◆ Requirement ◆
Tally every line of the material that includes "インベントリ", then give the tally and nothing else.

◆ Material supplied ◆
>>>>

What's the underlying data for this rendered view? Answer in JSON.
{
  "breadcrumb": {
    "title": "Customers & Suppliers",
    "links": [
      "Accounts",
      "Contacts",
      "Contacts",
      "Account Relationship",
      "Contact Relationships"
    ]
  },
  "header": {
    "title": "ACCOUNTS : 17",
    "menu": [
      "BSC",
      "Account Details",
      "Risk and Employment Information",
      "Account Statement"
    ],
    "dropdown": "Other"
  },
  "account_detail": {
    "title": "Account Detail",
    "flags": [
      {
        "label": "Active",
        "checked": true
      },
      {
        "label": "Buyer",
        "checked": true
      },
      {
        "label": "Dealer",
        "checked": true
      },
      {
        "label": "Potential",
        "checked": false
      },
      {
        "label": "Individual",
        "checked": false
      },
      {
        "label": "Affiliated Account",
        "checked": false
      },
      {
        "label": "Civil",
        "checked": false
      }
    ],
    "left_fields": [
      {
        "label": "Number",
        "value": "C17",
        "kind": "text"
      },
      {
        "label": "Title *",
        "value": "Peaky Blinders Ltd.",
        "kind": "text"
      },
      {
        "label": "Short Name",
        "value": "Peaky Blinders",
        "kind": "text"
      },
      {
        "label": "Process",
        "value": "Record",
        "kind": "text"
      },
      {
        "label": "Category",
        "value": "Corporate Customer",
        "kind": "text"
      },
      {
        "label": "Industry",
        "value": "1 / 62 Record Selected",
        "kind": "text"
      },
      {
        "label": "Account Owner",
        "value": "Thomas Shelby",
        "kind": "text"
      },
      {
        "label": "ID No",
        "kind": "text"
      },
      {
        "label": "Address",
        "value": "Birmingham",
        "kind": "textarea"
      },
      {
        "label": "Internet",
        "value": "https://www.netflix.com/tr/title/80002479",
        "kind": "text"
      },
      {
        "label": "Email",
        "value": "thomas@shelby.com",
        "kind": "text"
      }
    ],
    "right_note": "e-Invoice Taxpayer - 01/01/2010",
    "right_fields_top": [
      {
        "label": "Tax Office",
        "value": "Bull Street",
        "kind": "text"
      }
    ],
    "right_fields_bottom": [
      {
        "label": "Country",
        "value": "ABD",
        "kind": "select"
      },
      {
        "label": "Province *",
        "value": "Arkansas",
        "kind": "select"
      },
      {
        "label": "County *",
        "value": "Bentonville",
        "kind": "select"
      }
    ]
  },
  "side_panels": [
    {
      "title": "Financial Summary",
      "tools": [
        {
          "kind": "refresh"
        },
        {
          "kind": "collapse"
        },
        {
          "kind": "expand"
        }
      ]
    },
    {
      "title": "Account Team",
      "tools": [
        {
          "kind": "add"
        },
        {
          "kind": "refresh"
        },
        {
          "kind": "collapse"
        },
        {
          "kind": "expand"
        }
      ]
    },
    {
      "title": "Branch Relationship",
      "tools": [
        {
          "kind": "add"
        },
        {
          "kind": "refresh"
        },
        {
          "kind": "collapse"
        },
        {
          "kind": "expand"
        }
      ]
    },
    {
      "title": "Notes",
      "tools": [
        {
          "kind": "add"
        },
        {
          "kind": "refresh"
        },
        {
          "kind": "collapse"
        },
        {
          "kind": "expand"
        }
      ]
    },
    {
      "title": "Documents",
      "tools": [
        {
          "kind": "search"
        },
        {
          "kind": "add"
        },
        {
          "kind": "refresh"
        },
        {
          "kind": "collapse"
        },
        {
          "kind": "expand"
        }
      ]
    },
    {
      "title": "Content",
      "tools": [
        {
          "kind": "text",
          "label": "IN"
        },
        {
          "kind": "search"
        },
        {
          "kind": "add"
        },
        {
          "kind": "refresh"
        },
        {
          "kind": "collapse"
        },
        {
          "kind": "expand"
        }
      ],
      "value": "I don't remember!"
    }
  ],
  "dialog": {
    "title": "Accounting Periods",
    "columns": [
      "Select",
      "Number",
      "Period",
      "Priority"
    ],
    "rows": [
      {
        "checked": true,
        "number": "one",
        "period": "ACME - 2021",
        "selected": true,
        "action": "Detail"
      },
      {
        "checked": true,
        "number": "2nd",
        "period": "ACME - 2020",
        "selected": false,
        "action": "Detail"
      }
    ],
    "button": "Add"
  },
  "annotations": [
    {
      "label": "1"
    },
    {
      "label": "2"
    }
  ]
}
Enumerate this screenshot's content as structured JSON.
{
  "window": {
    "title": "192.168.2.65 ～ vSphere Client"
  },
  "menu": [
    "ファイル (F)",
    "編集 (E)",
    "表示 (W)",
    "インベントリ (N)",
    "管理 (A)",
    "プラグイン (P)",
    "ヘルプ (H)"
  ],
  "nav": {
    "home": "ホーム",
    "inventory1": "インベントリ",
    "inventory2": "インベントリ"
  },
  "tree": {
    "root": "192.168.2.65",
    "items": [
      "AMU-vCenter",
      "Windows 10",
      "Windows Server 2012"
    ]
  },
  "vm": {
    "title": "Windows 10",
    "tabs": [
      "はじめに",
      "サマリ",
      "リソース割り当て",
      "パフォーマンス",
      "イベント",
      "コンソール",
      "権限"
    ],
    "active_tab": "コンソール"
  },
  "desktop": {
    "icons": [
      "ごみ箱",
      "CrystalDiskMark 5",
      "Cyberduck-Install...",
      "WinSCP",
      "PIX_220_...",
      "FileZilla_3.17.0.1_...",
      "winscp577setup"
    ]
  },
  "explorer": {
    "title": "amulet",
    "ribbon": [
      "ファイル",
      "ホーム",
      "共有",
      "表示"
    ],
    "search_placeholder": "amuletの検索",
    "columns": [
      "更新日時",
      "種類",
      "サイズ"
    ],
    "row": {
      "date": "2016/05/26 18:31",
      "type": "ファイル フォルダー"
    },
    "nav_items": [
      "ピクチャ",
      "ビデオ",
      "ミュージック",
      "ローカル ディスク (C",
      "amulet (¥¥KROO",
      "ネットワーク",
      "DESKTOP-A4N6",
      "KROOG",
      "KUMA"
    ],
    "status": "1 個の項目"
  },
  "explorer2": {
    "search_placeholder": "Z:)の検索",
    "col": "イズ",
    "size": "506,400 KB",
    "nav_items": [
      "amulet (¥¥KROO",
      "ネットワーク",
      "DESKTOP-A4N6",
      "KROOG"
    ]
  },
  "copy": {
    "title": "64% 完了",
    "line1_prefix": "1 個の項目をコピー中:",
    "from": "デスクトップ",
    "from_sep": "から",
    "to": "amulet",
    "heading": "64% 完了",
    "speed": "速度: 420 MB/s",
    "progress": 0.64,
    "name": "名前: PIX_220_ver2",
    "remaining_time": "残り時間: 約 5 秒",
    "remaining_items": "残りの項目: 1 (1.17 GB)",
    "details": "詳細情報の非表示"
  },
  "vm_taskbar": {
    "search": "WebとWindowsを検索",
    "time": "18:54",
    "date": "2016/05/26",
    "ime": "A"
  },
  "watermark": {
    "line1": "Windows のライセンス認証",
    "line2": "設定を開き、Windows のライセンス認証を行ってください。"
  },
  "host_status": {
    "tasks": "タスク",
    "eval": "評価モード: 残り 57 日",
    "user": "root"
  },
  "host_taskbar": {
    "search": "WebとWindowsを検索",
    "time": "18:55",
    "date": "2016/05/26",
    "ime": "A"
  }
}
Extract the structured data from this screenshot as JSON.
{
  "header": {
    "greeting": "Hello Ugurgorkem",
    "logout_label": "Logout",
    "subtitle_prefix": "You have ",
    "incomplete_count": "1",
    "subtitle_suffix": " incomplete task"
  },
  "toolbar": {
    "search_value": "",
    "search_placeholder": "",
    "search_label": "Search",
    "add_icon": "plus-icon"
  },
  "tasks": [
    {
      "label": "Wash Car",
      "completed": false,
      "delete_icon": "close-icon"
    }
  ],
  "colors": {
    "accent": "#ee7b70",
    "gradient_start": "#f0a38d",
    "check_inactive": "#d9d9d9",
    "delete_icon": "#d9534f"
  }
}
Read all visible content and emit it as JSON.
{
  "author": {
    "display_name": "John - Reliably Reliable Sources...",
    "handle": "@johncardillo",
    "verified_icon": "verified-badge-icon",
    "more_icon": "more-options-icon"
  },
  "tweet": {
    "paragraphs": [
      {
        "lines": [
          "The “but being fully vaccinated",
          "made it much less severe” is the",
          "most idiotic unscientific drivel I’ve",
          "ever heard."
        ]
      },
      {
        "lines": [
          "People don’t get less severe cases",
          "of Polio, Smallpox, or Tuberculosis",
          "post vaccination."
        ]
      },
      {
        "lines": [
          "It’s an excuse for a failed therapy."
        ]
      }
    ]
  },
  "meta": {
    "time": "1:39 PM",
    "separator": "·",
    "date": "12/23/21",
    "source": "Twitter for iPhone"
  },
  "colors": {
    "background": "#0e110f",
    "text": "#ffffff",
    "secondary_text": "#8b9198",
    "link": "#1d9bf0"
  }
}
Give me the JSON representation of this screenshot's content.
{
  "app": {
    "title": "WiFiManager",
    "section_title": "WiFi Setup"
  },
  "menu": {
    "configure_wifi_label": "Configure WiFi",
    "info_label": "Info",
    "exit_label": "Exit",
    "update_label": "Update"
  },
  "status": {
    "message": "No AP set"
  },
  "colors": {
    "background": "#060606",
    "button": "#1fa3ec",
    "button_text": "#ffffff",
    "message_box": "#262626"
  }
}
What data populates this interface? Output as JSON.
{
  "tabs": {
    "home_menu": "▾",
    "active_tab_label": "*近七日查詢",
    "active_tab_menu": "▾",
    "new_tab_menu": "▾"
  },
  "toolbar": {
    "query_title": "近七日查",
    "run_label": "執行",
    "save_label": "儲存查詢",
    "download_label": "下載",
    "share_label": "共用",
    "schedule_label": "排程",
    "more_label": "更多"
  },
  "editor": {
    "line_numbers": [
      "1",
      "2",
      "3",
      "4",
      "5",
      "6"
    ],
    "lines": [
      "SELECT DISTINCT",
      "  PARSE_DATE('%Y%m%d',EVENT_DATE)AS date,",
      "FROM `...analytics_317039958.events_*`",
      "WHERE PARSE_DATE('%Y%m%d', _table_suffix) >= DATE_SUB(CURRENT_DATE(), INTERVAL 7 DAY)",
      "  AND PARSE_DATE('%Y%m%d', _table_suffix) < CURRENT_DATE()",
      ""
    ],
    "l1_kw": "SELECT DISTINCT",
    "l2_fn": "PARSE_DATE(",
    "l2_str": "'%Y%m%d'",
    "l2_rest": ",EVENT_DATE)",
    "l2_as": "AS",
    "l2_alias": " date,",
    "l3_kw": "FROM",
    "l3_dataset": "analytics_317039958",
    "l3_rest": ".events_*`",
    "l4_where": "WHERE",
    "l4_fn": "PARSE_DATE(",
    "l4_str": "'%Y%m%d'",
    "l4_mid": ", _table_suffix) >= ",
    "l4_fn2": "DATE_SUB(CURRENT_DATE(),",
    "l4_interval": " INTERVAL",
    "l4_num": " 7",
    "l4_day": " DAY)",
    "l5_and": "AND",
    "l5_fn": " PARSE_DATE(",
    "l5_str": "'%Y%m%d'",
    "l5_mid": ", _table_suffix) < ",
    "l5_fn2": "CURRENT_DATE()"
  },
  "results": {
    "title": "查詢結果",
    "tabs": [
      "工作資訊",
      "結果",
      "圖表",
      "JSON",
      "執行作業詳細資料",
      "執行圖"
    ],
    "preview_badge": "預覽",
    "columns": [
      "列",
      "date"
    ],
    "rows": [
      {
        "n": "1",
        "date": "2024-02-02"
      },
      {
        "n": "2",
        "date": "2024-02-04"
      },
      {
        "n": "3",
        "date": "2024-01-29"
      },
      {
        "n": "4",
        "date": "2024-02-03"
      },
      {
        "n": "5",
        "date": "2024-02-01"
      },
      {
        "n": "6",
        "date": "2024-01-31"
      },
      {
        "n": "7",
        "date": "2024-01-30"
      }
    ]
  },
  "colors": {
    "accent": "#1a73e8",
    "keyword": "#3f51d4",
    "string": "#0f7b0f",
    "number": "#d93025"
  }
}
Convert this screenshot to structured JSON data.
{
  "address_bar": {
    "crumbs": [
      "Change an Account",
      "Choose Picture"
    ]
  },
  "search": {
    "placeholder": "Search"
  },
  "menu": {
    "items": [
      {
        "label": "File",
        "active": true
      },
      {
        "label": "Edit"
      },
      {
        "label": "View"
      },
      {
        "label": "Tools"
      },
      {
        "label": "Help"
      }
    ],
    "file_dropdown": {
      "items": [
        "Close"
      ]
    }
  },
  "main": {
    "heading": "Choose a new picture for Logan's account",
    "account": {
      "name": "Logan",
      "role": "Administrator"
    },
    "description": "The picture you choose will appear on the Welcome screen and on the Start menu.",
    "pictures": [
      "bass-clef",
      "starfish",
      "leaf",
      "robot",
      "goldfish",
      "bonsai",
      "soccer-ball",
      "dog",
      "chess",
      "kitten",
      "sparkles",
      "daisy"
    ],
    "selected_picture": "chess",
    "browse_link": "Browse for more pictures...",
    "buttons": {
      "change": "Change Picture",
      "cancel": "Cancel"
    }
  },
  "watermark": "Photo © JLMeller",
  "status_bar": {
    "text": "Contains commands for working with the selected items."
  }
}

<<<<

◆ Answer below ◆
3